With the images removed, write out every line below exactly.
===== SUPPLIED INFORMATION =====
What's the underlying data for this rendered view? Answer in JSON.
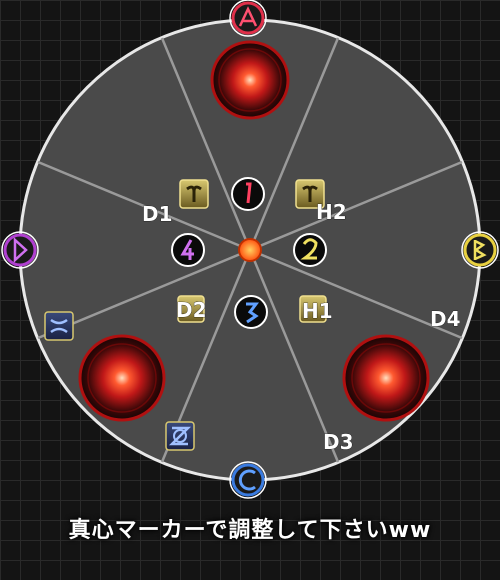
{
  "caption": "真心マーカーで調整して下さいww",
  "waymarks": [
    {
      "name": "waymark-a",
      "glyph": "A",
      "color": "#e0304a"
    },
    {
      "name": "waymark-b",
      "glyph": "B",
      "color": "#e8d040"
    },
    {
      "name": "waymark-c",
      "glyph": "C",
      "color": "#3a7be0"
    },
    {
      "name": "waymark-d",
      "glyph": "D",
      "color": "#b040d0"
    }
  ],
  "role_labels": [
    "D1",
    "H2",
    "D2",
    "H1",
    "D4",
    "D3"
  ],
  "numbered_markers": [
    {
      "name": "marker-1",
      "glyph": "1",
      "color": "#e0304a"
    },
    {
      "name": "marker-2",
      "glyph": "2",
      "color": "#e8d040"
    },
    {
      "name": "marker-3",
      "glyph": "3",
      "color": "#3a7be0"
    },
    {
      "name": "marker-4",
      "glyph": "4",
      "color": "#b040d0"
    }
  ],
  "colors": {
    "arena_fill": "#4a4a4a",
    "arena_border": "#e8e8e8",
    "spoke": "#9a9a9a",
    "aoe_ring": "#b01010",
    "center_dot": "#ff7a1a"
  }
}
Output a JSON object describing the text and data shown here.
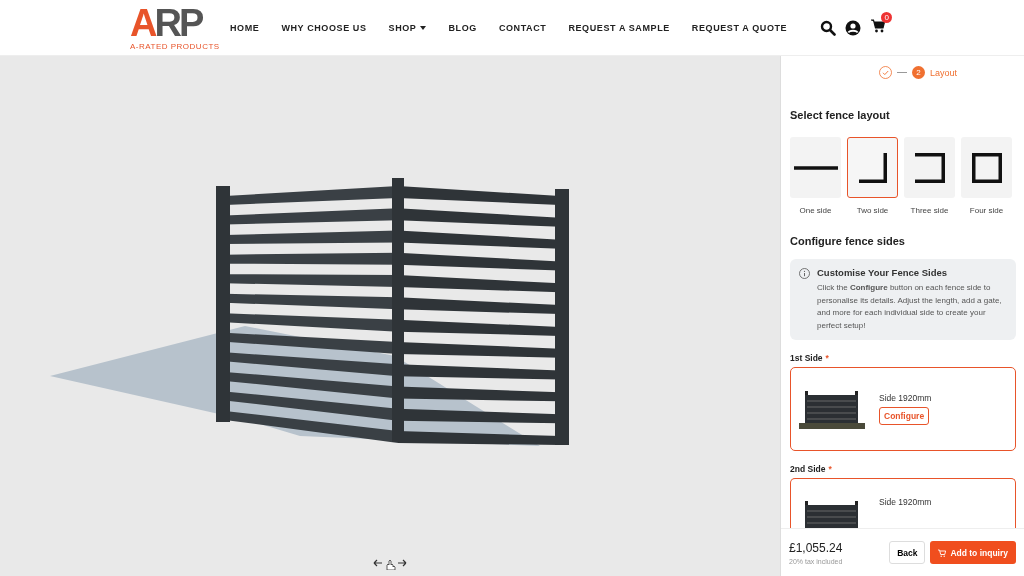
{
  "header": {
    "logo": {
      "letters": "ARP",
      "tagline": "A-RATED PRODUCTS"
    },
    "nav": [
      {
        "label": "HOME",
        "dropdown": false
      },
      {
        "label": "WHY CHOOSE US",
        "dropdown": false
      },
      {
        "label": "SHOP",
        "dropdown": true
      },
      {
        "label": "BLOG",
        "dropdown": false
      },
      {
        "label": "CONTACT",
        "dropdown": false
      },
      {
        "label": "REQUEST A SAMPLE",
        "dropdown": false
      },
      {
        "label": "REQUEST A QUOTE",
        "dropdown": false
      }
    ],
    "cart_count": "0"
  },
  "stepper": [
    {
      "kind": "done"
    },
    {
      "kind": "current",
      "number": "2",
      "label": "Layout"
    }
  ],
  "layout": {
    "title": "Select fence layout",
    "options": [
      {
        "kind": "one",
        "label": "One side",
        "selected": false
      },
      {
        "kind": "two",
        "label": "Two side",
        "selected": true
      },
      {
        "kind": "three",
        "label": "Three side",
        "selected": false
      },
      {
        "kind": "four",
        "label": "Four side",
        "selected": false
      }
    ]
  },
  "configure": {
    "title": "Configure fence sides",
    "info": {
      "title": "Customise Your Fence Sides",
      "text": "Click the **Configure** button on each fence side to personalise its details. Adjust the length, add a gate, and more for each individual side to create your perfect setup!"
    },
    "sides": [
      {
        "label": "1st Side",
        "required_mark": "*",
        "length": "Side 1920mm",
        "button": "Configure"
      },
      {
        "label": "2nd Side",
        "required_mark": "*",
        "length": "Side 1920mm"
      }
    ]
  },
  "footer": {
    "price": "£1,055.24",
    "tax": "20% tax included",
    "back": "Back",
    "add": "Add to inquiry"
  }
}
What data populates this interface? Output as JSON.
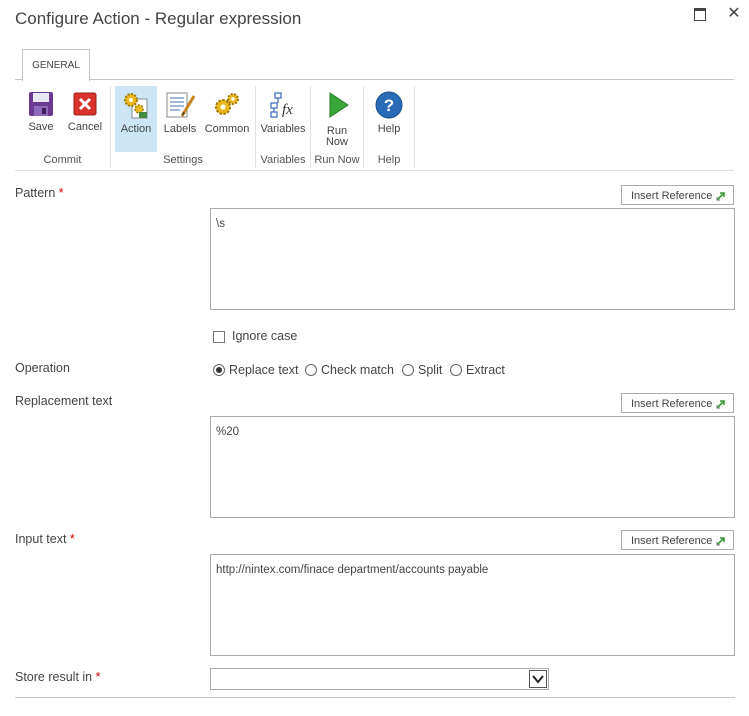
{
  "dialog": {
    "title": "Configure Action - Regular expression",
    "maximize_icon": "maximize-icon",
    "close_icon": "close-icon",
    "close_glyph": "✕"
  },
  "ribbon": {
    "tab": "GENERAL",
    "buttons": {
      "save": "Save",
      "cancel": "Cancel",
      "action": "Action",
      "labels": "Labels",
      "common": "Common",
      "variables": "Variables",
      "run_now_line1": "Run",
      "run_now_line2": "Now",
      "help": "Help"
    },
    "groups": {
      "commit": "Commit",
      "settings": "Settings",
      "variables": "Variables",
      "run_now": "Run Now",
      "help": "Help"
    },
    "active_button": "Action"
  },
  "form": {
    "required_mark": "*",
    "insert_reference": "Insert Reference",
    "pattern": {
      "label": "Pattern",
      "value": "\\s"
    },
    "ignore_case": {
      "label": "Ignore case",
      "checked": false
    },
    "operation": {
      "label": "Operation",
      "options": [
        "Replace text",
        "Check match",
        "Split",
        "Extract"
      ],
      "selected": "Replace text"
    },
    "replacement": {
      "label": "Replacement text",
      "value": "%20"
    },
    "input": {
      "label": "Input text",
      "value": "http://nintex.com/finace department/accounts payable"
    },
    "store_result": {
      "label": "Store result in",
      "value": ""
    }
  },
  "colors": {
    "accent_active": "#cde6f7",
    "required": "#cc0000",
    "border": "#ababab"
  }
}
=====
**RESULT BELOW**
What's the underlying data for this rendered view? Answer in JSON.
{
  "caption": "真心マーカーで調整して下さいww",
  "waymarks": [
    {
      "name": "waymark-a",
      "glyph": "A",
      "color": "#e0304a"
    },
    {
      "name": "waymark-b",
      "glyph": "B",
      "color": "#e8d040"
    },
    {
      "name": "waymark-c",
      "glyph": "C",
      "color": "#3a7be0"
    },
    {
      "name": "waymark-d",
      "glyph": "D",
      "color": "#b040d0"
    }
  ],
  "role_labels": [
    "D1",
    "H2",
    "D2",
    "H1",
    "D4",
    "D3"
  ],
  "numbered_markers": [
    {
      "name": "marker-1",
      "glyph": "1",
      "color": "#e0304a"
    },
    {
      "name": "marker-2",
      "glyph": "2",
      "color": "#e8d040"
    },
    {
      "name": "marker-3",
      "glyph": "3",
      "color": "#3a7be0"
    },
    {
      "name": "marker-4",
      "glyph": "4",
      "color": "#b040d0"
    }
  ],
  "colors": {
    "arena_fill": "#4a4a4a",
    "arena_border": "#e8e8e8",
    "spoke": "#9a9a9a",
    "aoe_ring": "#b01010",
    "center_dot": "#ff7a1a"
  }
}
Output a JSON object describing the text and data shown here.
{
  "header": {
    "logo": {
      "letters": "ARP",
      "tagline": "A-RATED PRODUCTS"
    },
    "nav": [
      {
        "label": "HOME",
        "dropdown": false
      },
      {
        "label": "WHY CHOOSE US",
        "dropdown": false
      },
      {
        "label": "SHOP",
        "dropdown": true
      },
      {
        "label": "BLOG",
        "dropdown": false
      },
      {
        "label": "CONTACT",
        "dropdown": false
      },
      {
        "label": "REQUEST A SAMPLE",
        "dropdown": false
      },
      {
        "label": "REQUEST A QUOTE",
        "dropdown": false
      }
    ],
    "cart_count": "0"
  },
  "stepper": [
    {
      "kind": "done"
    },
    {
      "kind": "current",
      "number": "2",
      "label": "Layout"
    }
  ],
  "layout": {
    "title": "Select fence layout",
    "options": [
      {
        "kind": "one",
        "label": "One side",
        "selected": false
      },
      {
        "kind": "two",
        "label": "Two side",
        "selected": true
      },
      {
        "kind": "three",
        "label": "Three side",
        "selected": false
      },
      {
        "kind": "four",
        "label": "Four side",
        "selected": false
      }
    ]
  },
  "configure": {
    "title": "Configure fence sides",
    "info": {
      "title": "Customise Your Fence Sides",
      "text": "Click the **Configure** button on each fence side to personalise its details. Adjust the length, add a gate, and more for each individual side to create your perfect setup!"
    },
    "sides": [
      {
        "label": "1st Side",
        "required_mark": "*",
        "length": "Side 1920mm",
        "button": "Configure"
      },
      {
        "label": "2nd Side",
        "required_mark": "*",
        "length": "Side 1920mm"
      }
    ]
  },
  "footer": {
    "price": "£1,055.24",
    "tax": "20% tax included",
    "back": "Back",
    "add": "Add to inquiry"
  }
}
What data populates this interface? Output as JSON.
{
  "dialog": {
    "title": "Configure Action - Regular expression",
    "maximize_icon": "maximize-icon",
    "close_icon": "close-icon",
    "close_glyph": "✕"
  },
  "ribbon": {
    "tab": "GENERAL",
    "buttons": {
      "save": "Save",
      "cancel": "Cancel",
      "action": "Action",
      "labels": "Labels",
      "common": "Common",
      "variables": "Variables",
      "run_now_line1": "Run",
      "run_now_line2": "Now",
      "help": "Help"
    },
    "groups": {
      "commit": "Commit",
      "settings": "Settings",
      "variables": "Variables",
      "run_now": "Run Now",
      "help": "Help"
    },
    "active_button": "Action"
  },
  "form": {
    "required_mark": "*",
    "insert_reference": "Insert Reference",
    "pattern": {
      "label": "Pattern",
      "value": "\\s"
    },
    "ignore_case": {
      "label": "Ignore case",
      "checked": false
    },
    "operation": {
      "label": "Operation",
      "options": [
        "Replace text",
        "Check match",
        "Split",
        "Extract"
      ],
      "selected": "Replace text"
    },
    "replacement": {
      "label": "Replacement text",
      "value": "%20"
    },
    "input": {
      "label": "Input text",
      "value": "http://nintex.com/finace department/accounts payable"
    },
    "store_result": {
      "label": "Store result in",
      "value": ""
    }
  },
  "colors": {
    "accent_active": "#cde6f7",
    "required": "#cc0000",
    "border": "#ababab"
  }
}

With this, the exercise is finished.